The records below are to be restated word for word, with their images omitted.

##############################

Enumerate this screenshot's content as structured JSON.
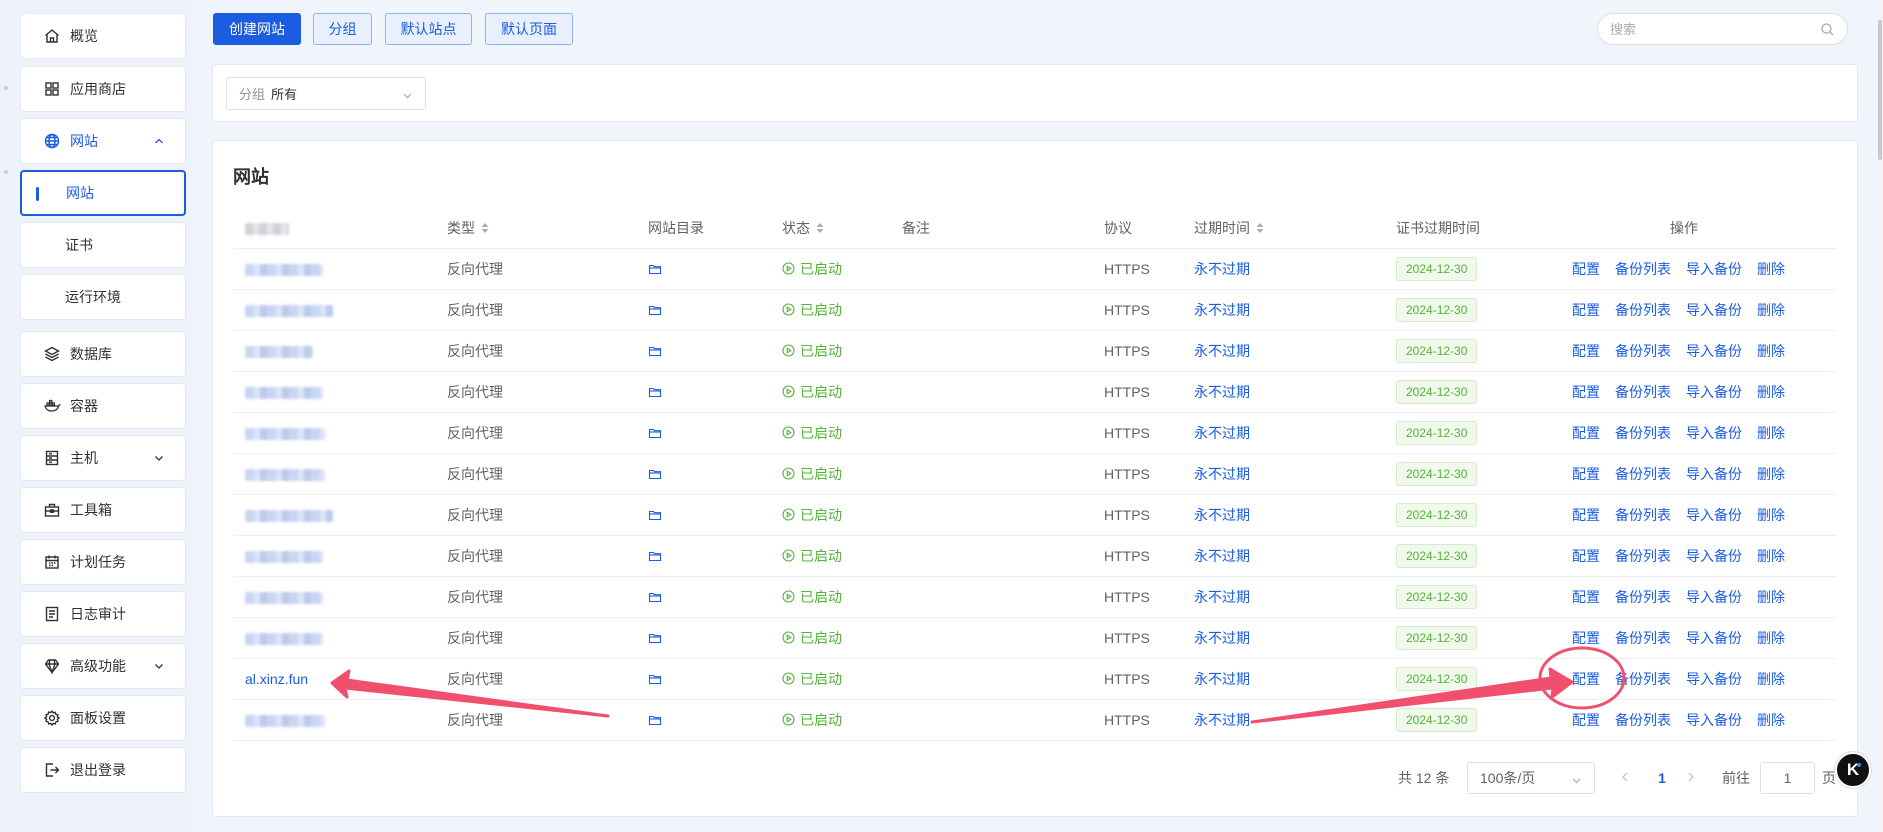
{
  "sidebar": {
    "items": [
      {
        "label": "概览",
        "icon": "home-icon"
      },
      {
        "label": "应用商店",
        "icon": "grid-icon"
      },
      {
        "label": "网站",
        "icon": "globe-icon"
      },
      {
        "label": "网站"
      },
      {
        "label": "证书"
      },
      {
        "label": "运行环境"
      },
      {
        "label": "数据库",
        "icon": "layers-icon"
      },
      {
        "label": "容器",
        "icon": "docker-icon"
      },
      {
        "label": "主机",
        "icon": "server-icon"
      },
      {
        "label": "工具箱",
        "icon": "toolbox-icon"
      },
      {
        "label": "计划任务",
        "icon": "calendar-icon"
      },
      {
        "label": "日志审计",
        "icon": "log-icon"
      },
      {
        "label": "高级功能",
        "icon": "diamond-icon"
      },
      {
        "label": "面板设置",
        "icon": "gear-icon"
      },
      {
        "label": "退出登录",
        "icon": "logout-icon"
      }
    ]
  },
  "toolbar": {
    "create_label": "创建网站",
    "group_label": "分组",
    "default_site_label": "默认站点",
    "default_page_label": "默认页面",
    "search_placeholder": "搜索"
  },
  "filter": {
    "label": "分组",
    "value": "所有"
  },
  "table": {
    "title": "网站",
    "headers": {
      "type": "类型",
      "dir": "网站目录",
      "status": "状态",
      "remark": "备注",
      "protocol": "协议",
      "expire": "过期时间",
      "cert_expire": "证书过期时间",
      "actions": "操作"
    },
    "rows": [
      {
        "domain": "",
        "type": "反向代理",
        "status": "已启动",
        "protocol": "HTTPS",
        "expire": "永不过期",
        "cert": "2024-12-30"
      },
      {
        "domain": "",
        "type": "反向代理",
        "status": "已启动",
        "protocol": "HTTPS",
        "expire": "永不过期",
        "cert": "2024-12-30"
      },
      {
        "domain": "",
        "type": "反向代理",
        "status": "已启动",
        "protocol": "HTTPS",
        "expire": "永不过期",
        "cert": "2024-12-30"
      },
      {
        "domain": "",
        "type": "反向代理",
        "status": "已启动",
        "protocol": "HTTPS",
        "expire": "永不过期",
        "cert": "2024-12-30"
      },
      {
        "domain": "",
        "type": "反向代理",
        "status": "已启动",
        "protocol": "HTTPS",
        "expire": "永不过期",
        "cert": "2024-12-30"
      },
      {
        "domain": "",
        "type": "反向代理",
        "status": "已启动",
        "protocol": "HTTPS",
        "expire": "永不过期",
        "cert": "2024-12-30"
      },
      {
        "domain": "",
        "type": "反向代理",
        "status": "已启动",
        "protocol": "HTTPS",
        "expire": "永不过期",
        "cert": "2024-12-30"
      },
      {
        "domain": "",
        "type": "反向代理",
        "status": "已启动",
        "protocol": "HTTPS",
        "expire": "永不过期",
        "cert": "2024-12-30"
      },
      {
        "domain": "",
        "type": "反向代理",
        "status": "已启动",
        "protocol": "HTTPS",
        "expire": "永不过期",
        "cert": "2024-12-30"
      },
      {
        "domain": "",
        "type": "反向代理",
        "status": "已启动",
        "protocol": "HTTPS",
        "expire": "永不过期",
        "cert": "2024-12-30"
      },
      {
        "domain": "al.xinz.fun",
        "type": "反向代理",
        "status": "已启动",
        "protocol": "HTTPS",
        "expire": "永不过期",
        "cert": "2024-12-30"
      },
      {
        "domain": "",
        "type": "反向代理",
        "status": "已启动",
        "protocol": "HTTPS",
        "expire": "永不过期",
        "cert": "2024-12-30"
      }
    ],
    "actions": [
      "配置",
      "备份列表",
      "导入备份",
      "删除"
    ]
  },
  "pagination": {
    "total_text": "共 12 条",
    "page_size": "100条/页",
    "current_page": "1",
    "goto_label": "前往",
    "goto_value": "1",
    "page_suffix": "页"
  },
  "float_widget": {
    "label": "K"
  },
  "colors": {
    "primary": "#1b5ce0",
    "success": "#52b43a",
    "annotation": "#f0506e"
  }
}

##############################

| Output for this exercise |
Enumerate this screenshot's content as structured JSON.
{
  "sidebar": {
    "items": [
      {
        "label": "概览",
        "icon": "home-icon"
      },
      {
        "label": "应用商店",
        "icon": "grid-icon"
      },
      {
        "label": "网站",
        "icon": "globe-icon"
      },
      {
        "label": "网站"
      },
      {
        "label": "证书"
      },
      {
        "label": "运行环境"
      },
      {
        "label": "数据库",
        "icon": "layers-icon"
      },
      {
        "label": "容器",
        "icon": "docker-icon"
      },
      {
        "label": "主机",
        "icon": "server-icon"
      },
      {
        "label": "工具箱",
        "icon": "toolbox-icon"
      },
      {
        "label": "计划任务",
        "icon": "calendar-icon"
      },
      {
        "label": "日志审计",
        "icon": "log-icon"
      },
      {
        "label": "高级功能",
        "icon": "diamond-icon"
      },
      {
        "label": "面板设置",
        "icon": "gear-icon"
      },
      {
        "label": "退出登录",
        "icon": "logout-icon"
      }
    ]
  },
  "toolbar": {
    "create_label": "创建网站",
    "group_label": "分组",
    "default_site_label": "默认站点",
    "default_page_label": "默认页面",
    "search_placeholder": "搜索"
  },
  "filter": {
    "label": "分组",
    "value": "所有"
  },
  "table": {
    "title": "网站",
    "headers": {
      "type": "类型",
      "dir": "网站目录",
      "status": "状态",
      "remark": "备注",
      "protocol": "协议",
      "expire": "过期时间",
      "cert_expire": "证书过期时间",
      "actions": "操作"
    },
    "rows": [
      {
        "domain": "",
        "type": "反向代理",
        "status": "已启动",
        "protocol": "HTTPS",
        "expire": "永不过期",
        "cert": "2024-12-30"
      },
      {
        "domain": "",
        "type": "反向代理",
        "status": "已启动",
        "protocol": "HTTPS",
        "expire": "永不过期",
        "cert": "2024-12-30"
      },
      {
        "domain": "",
        "type": "反向代理",
        "status": "已启动",
        "protocol": "HTTPS",
        "expire": "永不过期",
        "cert": "2024-12-30"
      },
      {
        "domain": "",
        "type": "反向代理",
        "status": "已启动",
        "protocol": "HTTPS",
        "expire": "永不过期",
        "cert": "2024-12-30"
      },
      {
        "domain": "",
        "type": "反向代理",
        "status": "已启动",
        "protocol": "HTTPS",
        "expire": "永不过期",
        "cert": "2024-12-30"
      },
      {
        "domain": "",
        "type": "反向代理",
        "status": "已启动",
        "protocol": "HTTPS",
        "expire": "永不过期",
        "cert": "2024-12-30"
      },
      {
        "domain": "",
        "type": "反向代理",
        "status": "已启动",
        "protocol": "HTTPS",
        "expire": "永不过期",
        "cert": "2024-12-30"
      },
      {
        "domain": "",
        "type": "反向代理",
        "status": "已启动",
        "protocol": "HTTPS",
        "expire": "永不过期",
        "cert": "2024-12-30"
      },
      {
        "domain": "",
        "type": "反向代理",
        "status": "已启动",
        "protocol": "HTTPS",
        "expire": "永不过期",
        "cert": "2024-12-30"
      },
      {
        "domain": "",
        "type": "反向代理",
        "status": "已启动",
        "protocol": "HTTPS",
        "expire": "永不过期",
        "cert": "2024-12-30"
      },
      {
        "domain": "al.xinz.fun",
        "type": "反向代理",
        "status": "已启动",
        "protocol": "HTTPS",
        "expire": "永不过期",
        "cert": "2024-12-30"
      },
      {
        "domain": "",
        "type": "反向代理",
        "status": "已启动",
        "protocol": "HTTPS",
        "expire": "永不过期",
        "cert": "2024-12-30"
      }
    ],
    "actions": [
      "配置",
      "备份列表",
      "导入备份",
      "删除"
    ]
  },
  "pagination": {
    "total_text": "共 12 条",
    "page_size": "100条/页",
    "current_page": "1",
    "goto_label": "前往",
    "goto_value": "1",
    "page_suffix": "页"
  },
  "float_widget": {
    "label": "K"
  },
  "colors": {
    "primary": "#1b5ce0",
    "success": "#52b43a",
    "annotation": "#f0506e"
  }
}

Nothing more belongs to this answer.